Brick masons use cementitious mortar to create strong, stable joints between rows of clay bricks. While the look of these joints may seem like an afterthought for those focused on the beauty of brick, mortar joints actually make up as much as 17 percent of a brick structure according to the Brick Development Association. To maximize the appearance and function of your brick surfaces, take the time to choose from different types of brick joints based on the needs of each project.
Concave brick joints represent one of the most popular mortar profiles used in modern brick construction. Bricklayers use a curved tool, known as a bucket handle, to compact the mortar between each brick. The compacted mortar takes the rounded shape of this tool and curves in away from the face of the wall.
Flush mortar joints allow brick workers to create a smooth wall surface. They use a trowel to wipe away excess mortar so that the mortar sits flush with the face of the brick. This type of installation does little to compact the mortar, leaving it vulnerable to moisture penetration over time. Because they lack natural moisture-resistance, these joints are often used on walls that will be covered with paint or plaster, rather than on walls where the brick will be left exposed.
V-joint mortar profiles feature a sharply angled design that can be created using a V-shaped tool or simple wooden block. These tools help to effectively compact the mortar within the joint, which offers some protection against moisture damage. A V-shaped joint is often used to conceal irregularities between different courses of brick and give it a more structured appearance.
Squeezed joints serve as one of the simplest mortar joints that bricklayers can create. To utilize a squeezed joint, workers apply mortar to each brick without wiping off excess mortar. This allows some mortar to squeeze out from between the bricks and cascade down the face of the wall, giving the structure a rustic, classical design.
Raked joints consist of rectangular profiles recessed into the mortar between each brick. Bricklayers achieve this design using a raking tools, which removes a small amount of wet mortar from each joint. The squared edges of a raked joint may allow water to collect around the mortar, which could lead to maintenance problems over time.
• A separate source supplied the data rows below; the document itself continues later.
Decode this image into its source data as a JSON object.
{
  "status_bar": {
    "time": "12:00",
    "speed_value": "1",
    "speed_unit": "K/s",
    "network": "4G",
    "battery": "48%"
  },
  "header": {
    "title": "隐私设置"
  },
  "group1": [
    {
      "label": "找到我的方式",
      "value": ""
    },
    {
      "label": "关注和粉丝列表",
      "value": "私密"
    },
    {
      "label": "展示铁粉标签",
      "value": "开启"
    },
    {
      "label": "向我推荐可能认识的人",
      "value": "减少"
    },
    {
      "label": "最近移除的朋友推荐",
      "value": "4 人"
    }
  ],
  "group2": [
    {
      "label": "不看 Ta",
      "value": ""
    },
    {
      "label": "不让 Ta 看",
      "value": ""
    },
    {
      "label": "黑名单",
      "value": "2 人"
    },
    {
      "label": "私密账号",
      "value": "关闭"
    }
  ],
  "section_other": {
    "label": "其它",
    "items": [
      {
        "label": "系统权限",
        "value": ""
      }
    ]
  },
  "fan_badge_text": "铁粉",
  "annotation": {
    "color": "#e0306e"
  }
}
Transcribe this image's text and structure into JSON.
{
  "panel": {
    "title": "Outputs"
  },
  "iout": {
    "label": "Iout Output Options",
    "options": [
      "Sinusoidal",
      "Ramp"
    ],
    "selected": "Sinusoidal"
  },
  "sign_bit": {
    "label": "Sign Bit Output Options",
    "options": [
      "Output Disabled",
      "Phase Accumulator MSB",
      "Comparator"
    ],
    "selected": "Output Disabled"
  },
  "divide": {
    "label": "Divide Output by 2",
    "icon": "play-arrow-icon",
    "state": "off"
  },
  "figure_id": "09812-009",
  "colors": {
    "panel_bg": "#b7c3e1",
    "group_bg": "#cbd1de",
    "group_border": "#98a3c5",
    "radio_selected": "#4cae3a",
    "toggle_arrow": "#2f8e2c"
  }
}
Struck joints feature an angled top edge and a squared bottom edge. They are achieved using a trowel that's pointed down to remove excess mortar from the bottom half of the joint. This squared edge poses some of the same maintenance issues as with raked joints..
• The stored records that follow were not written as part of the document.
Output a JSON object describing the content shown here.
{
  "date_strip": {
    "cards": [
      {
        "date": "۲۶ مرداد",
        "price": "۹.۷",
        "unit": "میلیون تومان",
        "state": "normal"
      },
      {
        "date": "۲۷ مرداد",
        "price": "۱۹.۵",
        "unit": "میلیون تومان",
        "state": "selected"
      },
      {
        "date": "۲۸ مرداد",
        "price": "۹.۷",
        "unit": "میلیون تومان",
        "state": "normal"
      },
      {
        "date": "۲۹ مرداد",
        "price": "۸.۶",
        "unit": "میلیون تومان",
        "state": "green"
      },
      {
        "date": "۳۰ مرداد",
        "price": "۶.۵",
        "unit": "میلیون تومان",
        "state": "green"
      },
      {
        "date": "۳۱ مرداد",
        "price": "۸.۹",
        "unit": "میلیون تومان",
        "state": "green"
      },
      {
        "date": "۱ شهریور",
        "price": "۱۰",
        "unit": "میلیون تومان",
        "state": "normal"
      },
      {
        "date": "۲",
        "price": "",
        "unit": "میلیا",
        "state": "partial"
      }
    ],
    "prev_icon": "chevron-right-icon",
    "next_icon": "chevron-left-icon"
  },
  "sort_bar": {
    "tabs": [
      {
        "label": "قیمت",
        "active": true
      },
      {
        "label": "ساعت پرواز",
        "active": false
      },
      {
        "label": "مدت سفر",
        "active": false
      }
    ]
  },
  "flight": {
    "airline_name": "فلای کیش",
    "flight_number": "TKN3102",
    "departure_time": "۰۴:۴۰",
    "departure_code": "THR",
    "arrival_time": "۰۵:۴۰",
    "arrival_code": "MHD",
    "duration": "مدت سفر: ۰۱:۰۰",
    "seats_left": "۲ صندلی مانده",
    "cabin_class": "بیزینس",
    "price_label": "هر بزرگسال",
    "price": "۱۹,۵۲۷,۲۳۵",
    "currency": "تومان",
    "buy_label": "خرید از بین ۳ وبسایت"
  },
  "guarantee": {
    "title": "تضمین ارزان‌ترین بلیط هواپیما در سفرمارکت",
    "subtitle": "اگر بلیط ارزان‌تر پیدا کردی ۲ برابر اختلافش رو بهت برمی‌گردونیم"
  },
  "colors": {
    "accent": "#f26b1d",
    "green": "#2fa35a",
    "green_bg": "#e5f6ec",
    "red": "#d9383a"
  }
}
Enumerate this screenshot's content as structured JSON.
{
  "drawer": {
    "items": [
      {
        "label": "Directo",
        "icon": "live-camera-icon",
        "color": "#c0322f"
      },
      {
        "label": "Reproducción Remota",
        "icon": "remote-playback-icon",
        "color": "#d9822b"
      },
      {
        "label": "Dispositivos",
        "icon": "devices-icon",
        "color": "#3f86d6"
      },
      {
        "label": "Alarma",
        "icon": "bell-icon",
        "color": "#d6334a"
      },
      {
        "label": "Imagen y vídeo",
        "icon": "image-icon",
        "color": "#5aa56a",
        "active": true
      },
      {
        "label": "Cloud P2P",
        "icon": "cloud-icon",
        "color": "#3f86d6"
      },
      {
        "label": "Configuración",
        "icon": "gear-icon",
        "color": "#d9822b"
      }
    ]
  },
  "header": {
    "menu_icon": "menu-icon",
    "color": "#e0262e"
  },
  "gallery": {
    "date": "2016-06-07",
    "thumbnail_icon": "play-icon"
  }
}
Weathered joints represent the opposite of a struck joint. Workers create these joints by angling the trowel up to remove excess mortar from the top half of the joint. This design helps to emphasize the clean, straight lines of the brick and poses none of the moisture issues of raked or struck joints.
Beaded brick joints give a structure a formal, old-fashioned look. Bricklayers create this look using a special mold that creates a convex joint with a second thin curve along the center. This thinner curve creates a unique shadow pattern. The inverse of this profile is a grapevine joint, which is created using a grapevine tool. Grapevine joints are often associated with Colonial architecture according to the International Association of Certified Home Inspectors.
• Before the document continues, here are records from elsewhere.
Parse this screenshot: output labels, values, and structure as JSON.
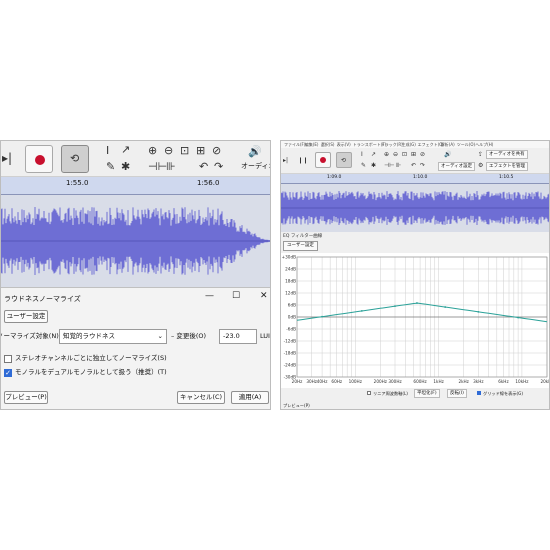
{
  "left": {
    "timeline": {
      "ticks": [
        "1:55.0",
        "1:56.0"
      ]
    },
    "toolbar": {
      "audio_settings_label": "オーディオ設"
    },
    "dialog": {
      "title": "ラウドネスノーマライズ",
      "preset_button": "ユーザー設定",
      "normalize_target_label": "ノーマライズ対象(N)",
      "normalize_target_value": "知覚的ラウドネス",
      "change_label": "変更後(O)",
      "change_value": "-23.0",
      "change_unit": "LUI",
      "stereo_independent_label": "ステレオチャンネルごとに独立してノーマライズ(S)",
      "stereo_independent_checked": false,
      "mono_as_dual_label": "モノラルをデュアルモノラルとして扱う（推奨）(T)",
      "mono_as_dual_checked": true,
      "preview_button": "プレビュー(P)",
      "cancel_button": "キャンセル(C)",
      "apply_button": "適用(A)"
    }
  },
  "right": {
    "menu": [
      "ファイル(F)",
      "編集(E)",
      "選択(S)",
      "表示(V)",
      "トランスポート(T)",
      "トラック(R)",
      "生成(G)",
      "エフェクト(C)",
      "解析(A)",
      "ツール(O)",
      "ヘルプ(H)"
    ],
    "toolbar": {
      "audio_setup": "オーディオ設定",
      "share_audio": "オーディオを共有",
      "effects_button": "エフェクトを管理"
    },
    "timeline": {
      "ticks": [
        "1:09.0",
        "1:10.0",
        "1:10.5"
      ]
    },
    "eq": {
      "title": "EQ フィルター曲線",
      "preset_button": "ユーザー設定",
      "y_labels": [
        "+30dB",
        "24dB",
        "18dB",
        "12dB",
        "6dB",
        "0dB",
        "-6dB",
        "-12dB",
        "-18dB",
        "-24dB",
        "-30dB"
      ],
      "x_labels": [
        "20Hz",
        "30Hz",
        "40Hz",
        "60Hz",
        "100Hz",
        "200Hz",
        "300Hz",
        "600Hz",
        "1kHz",
        "2kHz",
        "3kHz",
        "6kHz",
        "10kHz",
        "20kHz"
      ],
      "curve_color": "#2aa198",
      "options": {
        "linear_freq_label": "リニア周波数軸(L)",
        "linear_freq_checked": false,
        "flatten_label": "平坦化(F)",
        "invert_label": "反転(I)",
        "grid_label": "グリッド線を表示(G)",
        "grid_checked": true
      },
      "preview_button": "プレビュー(P)"
    }
  },
  "colors": {
    "waveform": "#6e6ed4",
    "waveform_bg": "#d9dde8",
    "timeline_bg": "#cfd8ee",
    "record": "#c8102e",
    "eq_curve": "#2aa198"
  }
}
- What Kind of Sand Is Used for Brick Patios?
- Leftover Paver Projects
- Residential Desert Landscaping Ideas
- Cytoskeleton Functions in Plant Cells
- Repair the Joints on Concrete Front Steps
- Do-it-Yourself Flagstone Paving
- The Best Materials for Driveways
- How Serious Are Vertical Cracks in Brick Walls?
- Repair a Brownstone Stoop
- What Causes Red Brick Pavers to Fade to Chalky White on the Surface?
- Should Stair Treads Be Glued?
- Types of Patio Stones